George R. R. Martin’s Mindset Shift that Made Game of Thrones a Success
In the 1980s and 1990s George R. R. Martin was working in television as a writer. He was writing scripts and getting paid pretty well, but his movies just weren’t getting made.
“Although I was making a lot of money in Hollywood writing these screenplays and developing the pilots, they weren’t getting made and it was just ultimately unsatisfying. No amount of money can really take the place of… you want your stuff to be read.” — George R. R. Martin (source)
During the early 90s, Martin had an idea for a book in the back of his mind. He kept thinking about it and writing it here and there, but never gave it the time it needed to turn into something publishable.
The idea was epic — so epic it couldn’t possibly make sense to write it.
Yet, the idea continued to come back to him. The characters stayed with him. He had to make his return to books.

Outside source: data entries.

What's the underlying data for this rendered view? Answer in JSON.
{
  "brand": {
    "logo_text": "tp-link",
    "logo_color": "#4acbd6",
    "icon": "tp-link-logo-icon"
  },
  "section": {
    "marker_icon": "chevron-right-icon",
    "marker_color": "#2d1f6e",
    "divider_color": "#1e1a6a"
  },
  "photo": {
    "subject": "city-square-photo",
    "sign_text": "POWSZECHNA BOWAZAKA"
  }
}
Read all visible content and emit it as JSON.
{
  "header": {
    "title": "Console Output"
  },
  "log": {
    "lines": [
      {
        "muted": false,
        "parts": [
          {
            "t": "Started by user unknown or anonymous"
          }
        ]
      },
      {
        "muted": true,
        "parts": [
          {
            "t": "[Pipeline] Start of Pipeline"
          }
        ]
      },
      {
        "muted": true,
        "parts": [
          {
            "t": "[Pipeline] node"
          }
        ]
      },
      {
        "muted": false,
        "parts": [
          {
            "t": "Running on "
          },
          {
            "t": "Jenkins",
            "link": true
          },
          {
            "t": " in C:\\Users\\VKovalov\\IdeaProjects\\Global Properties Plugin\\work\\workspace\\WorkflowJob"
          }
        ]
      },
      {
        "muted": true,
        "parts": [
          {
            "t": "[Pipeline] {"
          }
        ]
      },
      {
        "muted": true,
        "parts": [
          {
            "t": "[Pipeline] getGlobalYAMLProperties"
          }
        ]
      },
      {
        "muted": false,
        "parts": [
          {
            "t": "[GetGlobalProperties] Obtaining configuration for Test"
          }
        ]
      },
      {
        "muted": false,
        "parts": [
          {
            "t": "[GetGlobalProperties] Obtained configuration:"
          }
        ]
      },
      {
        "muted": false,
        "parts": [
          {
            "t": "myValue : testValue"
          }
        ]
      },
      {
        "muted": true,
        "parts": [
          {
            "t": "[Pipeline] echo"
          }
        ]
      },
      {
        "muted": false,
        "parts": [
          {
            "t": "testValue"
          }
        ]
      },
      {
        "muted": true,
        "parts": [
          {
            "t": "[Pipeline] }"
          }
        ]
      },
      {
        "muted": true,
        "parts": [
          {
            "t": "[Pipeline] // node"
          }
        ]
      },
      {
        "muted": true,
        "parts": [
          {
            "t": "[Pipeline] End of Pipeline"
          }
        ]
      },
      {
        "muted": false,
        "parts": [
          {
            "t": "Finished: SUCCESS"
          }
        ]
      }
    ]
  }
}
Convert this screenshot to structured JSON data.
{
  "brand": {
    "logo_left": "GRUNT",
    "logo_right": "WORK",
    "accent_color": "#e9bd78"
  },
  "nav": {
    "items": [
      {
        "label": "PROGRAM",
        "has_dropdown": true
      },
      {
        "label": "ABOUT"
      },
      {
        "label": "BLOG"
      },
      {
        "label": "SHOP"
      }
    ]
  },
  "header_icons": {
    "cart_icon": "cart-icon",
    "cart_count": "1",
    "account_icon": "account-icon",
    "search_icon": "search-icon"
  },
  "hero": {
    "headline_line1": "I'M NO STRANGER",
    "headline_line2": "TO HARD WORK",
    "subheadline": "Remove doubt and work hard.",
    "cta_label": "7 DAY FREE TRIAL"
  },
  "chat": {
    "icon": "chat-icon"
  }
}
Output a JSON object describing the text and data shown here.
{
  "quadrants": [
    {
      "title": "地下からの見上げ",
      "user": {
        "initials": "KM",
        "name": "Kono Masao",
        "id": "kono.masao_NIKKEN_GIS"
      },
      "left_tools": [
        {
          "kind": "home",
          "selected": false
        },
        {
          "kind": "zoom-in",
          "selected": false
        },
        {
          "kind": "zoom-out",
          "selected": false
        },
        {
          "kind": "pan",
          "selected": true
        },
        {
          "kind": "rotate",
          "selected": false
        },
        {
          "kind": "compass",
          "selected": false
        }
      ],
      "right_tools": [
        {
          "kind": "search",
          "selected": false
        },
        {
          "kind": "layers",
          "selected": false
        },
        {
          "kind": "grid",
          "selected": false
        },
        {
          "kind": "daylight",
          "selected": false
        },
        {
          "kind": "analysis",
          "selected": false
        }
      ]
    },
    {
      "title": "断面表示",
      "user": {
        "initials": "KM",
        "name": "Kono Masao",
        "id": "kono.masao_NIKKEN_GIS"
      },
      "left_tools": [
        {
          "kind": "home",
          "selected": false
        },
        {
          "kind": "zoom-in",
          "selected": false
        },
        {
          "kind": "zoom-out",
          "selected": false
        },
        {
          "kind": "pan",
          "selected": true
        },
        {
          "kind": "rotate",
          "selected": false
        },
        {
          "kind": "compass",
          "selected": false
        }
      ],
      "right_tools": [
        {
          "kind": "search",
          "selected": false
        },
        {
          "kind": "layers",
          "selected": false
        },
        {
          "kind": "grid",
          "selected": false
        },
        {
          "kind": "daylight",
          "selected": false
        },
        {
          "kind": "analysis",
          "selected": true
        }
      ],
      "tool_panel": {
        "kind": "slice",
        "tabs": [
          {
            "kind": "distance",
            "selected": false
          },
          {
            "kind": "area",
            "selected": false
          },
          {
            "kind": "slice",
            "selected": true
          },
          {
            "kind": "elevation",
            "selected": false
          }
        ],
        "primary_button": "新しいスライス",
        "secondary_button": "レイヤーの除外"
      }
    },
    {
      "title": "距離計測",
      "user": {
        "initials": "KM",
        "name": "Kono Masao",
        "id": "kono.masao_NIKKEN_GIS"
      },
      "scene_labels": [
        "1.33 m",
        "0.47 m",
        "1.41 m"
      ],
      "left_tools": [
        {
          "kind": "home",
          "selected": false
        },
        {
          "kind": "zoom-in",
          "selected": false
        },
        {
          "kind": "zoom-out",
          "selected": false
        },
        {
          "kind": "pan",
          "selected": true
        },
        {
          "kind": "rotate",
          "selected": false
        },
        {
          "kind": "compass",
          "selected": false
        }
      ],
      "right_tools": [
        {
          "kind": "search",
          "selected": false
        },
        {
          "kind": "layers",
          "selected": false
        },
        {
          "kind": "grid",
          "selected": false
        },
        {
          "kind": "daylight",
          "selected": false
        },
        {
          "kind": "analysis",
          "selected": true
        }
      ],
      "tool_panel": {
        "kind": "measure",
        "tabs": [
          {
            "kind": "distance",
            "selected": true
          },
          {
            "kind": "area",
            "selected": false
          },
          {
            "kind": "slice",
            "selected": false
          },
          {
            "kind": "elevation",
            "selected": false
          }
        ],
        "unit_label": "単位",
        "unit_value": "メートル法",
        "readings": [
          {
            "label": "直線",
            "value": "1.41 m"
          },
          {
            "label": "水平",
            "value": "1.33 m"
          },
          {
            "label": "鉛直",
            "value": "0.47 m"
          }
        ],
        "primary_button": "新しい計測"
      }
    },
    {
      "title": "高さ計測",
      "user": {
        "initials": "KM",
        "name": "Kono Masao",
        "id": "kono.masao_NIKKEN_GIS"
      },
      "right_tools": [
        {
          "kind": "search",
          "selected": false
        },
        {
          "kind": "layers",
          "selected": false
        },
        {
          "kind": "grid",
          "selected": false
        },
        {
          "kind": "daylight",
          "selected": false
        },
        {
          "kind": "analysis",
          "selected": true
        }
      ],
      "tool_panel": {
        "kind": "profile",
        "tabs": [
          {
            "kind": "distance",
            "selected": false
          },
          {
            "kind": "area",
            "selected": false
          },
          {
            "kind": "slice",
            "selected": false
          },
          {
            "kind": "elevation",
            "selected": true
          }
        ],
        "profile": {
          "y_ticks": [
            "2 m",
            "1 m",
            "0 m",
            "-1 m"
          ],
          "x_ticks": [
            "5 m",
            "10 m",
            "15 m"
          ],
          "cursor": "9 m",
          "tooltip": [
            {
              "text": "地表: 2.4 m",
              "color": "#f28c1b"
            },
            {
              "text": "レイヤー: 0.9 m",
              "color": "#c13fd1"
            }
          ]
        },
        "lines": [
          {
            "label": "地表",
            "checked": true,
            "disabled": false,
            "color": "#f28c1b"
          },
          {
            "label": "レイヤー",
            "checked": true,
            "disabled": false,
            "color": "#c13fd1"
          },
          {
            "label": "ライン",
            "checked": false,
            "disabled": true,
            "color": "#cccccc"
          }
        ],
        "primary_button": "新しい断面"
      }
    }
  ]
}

This time, he decided, he would create something as big as his imagination could make it. It would have hundreds of characters, because that is what the real world is like. It would have dragons and direwolves and yet be uniquely human and dark.
Ultimately George R. R. Martin decided to write the he wanted to write, not the one he thought would be made into a TV show or a movie.
And it was that decision — the decision not to create a TV show — that ironically lead to the creation of one of the most popular TV shows in the world right now.
Martin’s fantasy series, A Song of Fire and Ice, which is better known by the TV show title, Game of Thrones, is enormously successful. The books have all become New York Times bestsellers. The TV show has gone on to spur a cultural phenomenon.
All this success because George R. R. Martin decided to write the book he wanted to write, the book he had to write, not the book he thought would get sold or optioned.